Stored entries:
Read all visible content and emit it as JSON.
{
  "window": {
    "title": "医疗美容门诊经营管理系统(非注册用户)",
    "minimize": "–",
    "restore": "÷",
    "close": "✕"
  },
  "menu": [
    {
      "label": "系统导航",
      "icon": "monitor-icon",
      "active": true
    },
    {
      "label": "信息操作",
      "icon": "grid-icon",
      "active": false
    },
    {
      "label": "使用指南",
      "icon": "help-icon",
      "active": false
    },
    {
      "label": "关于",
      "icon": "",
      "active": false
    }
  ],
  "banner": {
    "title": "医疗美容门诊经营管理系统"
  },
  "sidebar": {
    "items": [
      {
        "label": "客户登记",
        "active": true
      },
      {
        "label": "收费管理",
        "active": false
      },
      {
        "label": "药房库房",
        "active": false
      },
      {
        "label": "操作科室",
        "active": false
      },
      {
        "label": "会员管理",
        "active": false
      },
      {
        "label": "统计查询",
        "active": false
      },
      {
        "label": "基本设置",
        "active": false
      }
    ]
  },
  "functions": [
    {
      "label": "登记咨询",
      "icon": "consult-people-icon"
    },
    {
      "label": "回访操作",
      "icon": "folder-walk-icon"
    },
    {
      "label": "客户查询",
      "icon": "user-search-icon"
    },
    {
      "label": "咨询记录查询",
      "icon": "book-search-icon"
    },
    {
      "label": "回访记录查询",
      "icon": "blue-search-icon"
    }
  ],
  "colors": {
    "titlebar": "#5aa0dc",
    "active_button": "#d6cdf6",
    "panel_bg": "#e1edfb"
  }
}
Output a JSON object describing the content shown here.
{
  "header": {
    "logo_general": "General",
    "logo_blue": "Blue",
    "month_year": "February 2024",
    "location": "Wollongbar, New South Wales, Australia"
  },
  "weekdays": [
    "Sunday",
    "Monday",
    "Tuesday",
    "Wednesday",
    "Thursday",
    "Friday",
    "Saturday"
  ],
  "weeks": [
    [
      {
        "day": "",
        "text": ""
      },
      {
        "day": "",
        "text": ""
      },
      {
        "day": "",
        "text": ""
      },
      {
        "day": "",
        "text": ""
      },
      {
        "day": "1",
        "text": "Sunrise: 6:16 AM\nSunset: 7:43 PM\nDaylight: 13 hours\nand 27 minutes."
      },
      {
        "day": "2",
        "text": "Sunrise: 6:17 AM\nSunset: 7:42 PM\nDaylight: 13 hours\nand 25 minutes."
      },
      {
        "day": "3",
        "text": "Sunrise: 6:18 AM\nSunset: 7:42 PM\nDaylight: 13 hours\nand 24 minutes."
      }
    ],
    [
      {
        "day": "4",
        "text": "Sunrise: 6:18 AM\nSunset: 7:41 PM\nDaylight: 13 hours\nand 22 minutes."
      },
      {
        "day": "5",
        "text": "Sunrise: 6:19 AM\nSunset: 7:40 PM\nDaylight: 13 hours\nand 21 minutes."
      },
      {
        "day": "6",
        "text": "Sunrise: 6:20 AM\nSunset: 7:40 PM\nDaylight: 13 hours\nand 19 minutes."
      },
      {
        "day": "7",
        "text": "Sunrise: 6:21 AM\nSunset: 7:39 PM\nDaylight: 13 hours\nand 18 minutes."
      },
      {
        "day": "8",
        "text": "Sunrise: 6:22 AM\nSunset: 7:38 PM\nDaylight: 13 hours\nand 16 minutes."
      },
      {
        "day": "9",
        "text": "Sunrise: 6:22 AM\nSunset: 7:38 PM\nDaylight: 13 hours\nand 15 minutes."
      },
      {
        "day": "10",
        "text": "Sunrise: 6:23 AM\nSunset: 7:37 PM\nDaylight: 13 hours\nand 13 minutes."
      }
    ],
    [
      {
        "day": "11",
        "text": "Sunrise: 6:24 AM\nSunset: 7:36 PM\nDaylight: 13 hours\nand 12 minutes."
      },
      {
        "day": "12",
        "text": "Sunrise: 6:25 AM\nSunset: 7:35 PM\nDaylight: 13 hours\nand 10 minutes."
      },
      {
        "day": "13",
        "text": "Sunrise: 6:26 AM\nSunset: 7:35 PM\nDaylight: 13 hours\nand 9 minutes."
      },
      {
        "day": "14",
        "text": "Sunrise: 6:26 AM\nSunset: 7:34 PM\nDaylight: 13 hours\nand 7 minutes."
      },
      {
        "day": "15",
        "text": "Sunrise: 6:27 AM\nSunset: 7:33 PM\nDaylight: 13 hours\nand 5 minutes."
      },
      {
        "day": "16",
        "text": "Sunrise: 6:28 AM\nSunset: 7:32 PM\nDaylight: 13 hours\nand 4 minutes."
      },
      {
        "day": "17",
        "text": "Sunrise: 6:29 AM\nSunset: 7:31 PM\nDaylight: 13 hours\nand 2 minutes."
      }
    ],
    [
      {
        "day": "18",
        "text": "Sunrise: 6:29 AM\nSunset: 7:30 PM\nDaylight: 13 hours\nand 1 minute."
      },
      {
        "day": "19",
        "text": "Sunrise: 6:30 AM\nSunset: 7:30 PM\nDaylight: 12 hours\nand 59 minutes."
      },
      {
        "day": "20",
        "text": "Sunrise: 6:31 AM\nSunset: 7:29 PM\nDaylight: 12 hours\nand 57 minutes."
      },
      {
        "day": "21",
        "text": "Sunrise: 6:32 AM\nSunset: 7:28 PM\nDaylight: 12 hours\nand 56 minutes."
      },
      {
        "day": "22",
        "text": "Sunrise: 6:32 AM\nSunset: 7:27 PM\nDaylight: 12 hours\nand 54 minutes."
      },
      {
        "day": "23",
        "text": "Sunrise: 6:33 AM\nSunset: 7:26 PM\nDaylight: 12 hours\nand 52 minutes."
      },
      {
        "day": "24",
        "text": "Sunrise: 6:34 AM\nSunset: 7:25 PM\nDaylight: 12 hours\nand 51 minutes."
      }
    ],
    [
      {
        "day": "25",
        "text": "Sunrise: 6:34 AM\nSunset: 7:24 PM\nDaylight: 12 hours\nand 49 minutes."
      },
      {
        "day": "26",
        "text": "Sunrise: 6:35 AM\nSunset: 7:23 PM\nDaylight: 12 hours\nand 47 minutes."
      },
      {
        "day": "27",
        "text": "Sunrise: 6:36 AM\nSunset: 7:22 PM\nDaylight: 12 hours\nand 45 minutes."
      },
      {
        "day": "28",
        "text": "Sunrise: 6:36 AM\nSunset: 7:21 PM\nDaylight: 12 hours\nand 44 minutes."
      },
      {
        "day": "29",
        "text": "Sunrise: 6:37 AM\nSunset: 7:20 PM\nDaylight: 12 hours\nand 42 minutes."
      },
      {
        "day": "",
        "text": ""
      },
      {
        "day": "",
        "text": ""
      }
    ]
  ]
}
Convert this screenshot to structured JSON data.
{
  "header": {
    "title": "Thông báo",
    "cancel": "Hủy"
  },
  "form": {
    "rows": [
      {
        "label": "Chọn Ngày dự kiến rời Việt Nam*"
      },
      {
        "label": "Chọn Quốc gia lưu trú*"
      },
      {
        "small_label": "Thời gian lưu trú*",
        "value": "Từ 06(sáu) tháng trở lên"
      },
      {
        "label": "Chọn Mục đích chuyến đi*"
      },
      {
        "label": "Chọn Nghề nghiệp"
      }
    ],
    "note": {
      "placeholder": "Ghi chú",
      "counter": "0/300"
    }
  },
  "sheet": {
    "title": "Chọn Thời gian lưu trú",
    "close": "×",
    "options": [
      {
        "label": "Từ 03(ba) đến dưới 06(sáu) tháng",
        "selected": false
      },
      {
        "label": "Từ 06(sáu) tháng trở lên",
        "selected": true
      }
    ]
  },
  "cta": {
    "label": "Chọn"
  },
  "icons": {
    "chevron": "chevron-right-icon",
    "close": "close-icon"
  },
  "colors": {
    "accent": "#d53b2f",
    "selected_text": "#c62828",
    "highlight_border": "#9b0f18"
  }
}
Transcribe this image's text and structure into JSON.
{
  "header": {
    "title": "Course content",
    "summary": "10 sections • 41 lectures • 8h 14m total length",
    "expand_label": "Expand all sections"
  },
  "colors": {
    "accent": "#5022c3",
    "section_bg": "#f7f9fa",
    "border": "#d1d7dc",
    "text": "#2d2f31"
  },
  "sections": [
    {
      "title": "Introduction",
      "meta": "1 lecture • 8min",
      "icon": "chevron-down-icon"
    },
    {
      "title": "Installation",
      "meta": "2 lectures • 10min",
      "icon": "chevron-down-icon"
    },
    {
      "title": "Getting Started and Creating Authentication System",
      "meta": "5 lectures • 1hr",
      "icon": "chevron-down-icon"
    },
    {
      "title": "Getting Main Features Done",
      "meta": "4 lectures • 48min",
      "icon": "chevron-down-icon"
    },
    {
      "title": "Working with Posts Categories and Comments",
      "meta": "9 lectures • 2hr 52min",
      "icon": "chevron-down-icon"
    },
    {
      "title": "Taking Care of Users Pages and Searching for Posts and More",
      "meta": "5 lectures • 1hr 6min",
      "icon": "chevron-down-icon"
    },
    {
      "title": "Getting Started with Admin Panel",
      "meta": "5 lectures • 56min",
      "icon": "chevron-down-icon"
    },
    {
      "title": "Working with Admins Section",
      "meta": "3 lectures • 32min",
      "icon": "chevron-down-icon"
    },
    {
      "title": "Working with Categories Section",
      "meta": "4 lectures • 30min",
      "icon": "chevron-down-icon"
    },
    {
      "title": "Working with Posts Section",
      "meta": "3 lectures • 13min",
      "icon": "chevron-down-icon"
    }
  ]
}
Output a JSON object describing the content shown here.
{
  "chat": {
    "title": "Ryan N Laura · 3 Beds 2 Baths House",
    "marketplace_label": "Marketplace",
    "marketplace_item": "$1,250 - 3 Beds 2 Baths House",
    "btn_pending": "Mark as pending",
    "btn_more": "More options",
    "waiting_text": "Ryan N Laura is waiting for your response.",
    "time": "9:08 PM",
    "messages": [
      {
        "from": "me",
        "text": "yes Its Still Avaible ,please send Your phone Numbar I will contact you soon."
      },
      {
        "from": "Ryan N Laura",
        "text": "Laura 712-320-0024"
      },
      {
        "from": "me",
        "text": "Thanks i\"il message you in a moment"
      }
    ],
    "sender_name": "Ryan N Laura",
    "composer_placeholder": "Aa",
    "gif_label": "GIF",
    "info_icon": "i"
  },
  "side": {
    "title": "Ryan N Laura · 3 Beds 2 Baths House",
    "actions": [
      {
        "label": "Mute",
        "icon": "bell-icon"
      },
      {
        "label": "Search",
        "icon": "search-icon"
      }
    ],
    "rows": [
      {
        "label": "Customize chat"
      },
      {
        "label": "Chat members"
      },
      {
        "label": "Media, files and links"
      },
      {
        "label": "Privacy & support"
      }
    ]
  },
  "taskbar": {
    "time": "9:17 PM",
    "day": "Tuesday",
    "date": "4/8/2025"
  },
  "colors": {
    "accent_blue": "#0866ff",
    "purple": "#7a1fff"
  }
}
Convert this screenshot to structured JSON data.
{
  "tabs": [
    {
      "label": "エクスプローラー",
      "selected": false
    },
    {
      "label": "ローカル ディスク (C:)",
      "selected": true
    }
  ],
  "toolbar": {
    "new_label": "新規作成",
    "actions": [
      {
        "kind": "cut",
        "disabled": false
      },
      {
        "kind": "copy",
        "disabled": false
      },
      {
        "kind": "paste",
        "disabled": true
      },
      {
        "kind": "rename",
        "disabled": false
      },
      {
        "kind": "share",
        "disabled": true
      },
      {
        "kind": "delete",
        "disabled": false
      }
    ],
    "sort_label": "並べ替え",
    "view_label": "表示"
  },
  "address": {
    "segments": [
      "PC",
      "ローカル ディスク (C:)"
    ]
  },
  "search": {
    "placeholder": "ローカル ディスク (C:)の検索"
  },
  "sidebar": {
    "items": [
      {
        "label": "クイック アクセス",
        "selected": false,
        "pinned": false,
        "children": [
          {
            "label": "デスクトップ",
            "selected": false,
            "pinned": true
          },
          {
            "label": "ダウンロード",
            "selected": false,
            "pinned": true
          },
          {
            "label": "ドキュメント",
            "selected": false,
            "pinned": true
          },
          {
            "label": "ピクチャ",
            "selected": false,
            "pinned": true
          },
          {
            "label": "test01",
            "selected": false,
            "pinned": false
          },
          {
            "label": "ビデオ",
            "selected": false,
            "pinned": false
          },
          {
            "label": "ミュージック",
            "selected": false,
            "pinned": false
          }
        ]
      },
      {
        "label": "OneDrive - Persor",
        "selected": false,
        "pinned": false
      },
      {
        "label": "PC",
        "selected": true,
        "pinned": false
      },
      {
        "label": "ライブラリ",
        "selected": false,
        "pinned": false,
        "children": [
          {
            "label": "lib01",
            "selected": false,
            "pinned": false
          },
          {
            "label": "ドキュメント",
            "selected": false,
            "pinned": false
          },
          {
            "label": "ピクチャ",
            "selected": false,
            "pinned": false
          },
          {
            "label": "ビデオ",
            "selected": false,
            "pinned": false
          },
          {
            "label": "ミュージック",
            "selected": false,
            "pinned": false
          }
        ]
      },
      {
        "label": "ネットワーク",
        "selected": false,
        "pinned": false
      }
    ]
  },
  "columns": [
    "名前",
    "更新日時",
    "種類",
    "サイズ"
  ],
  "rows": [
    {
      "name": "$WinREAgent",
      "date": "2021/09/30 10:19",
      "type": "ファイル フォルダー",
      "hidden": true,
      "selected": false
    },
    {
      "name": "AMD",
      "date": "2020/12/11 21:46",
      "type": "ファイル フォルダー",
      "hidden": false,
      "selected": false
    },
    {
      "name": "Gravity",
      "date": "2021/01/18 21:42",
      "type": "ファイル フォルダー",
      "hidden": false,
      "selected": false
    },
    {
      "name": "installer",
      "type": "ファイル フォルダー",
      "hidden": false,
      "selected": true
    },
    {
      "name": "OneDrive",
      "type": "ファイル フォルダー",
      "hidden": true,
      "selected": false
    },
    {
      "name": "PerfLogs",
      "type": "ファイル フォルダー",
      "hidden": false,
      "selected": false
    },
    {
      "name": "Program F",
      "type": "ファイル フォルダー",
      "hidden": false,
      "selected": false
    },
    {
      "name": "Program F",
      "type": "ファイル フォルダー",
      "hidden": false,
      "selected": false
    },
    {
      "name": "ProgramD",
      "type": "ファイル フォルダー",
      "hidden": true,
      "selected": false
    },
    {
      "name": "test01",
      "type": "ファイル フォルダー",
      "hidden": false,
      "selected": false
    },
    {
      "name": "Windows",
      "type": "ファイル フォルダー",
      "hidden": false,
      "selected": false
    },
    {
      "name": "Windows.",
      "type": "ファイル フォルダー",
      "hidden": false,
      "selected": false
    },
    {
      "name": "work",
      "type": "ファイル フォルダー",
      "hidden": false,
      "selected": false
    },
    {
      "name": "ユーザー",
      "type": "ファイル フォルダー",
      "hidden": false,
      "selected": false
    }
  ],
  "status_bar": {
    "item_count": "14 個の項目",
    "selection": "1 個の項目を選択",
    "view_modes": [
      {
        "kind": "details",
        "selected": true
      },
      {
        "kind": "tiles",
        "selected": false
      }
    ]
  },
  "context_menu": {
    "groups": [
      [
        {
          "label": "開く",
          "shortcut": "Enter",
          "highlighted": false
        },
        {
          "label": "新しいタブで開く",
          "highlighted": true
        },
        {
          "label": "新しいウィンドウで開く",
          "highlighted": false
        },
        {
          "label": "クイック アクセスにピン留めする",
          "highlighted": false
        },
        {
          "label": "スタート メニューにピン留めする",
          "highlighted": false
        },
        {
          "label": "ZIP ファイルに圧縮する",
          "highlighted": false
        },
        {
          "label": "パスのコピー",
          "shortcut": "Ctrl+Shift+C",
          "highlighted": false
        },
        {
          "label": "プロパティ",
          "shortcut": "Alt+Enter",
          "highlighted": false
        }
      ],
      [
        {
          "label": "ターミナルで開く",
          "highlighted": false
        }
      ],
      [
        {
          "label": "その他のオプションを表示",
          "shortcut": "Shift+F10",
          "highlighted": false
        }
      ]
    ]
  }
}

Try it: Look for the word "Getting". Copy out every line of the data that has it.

Answer space:
      "title": "Getting Started and Creating Authentication System",
      "title": "Getting Main Features Done",
      "title": "Getting Started with Admin Panel",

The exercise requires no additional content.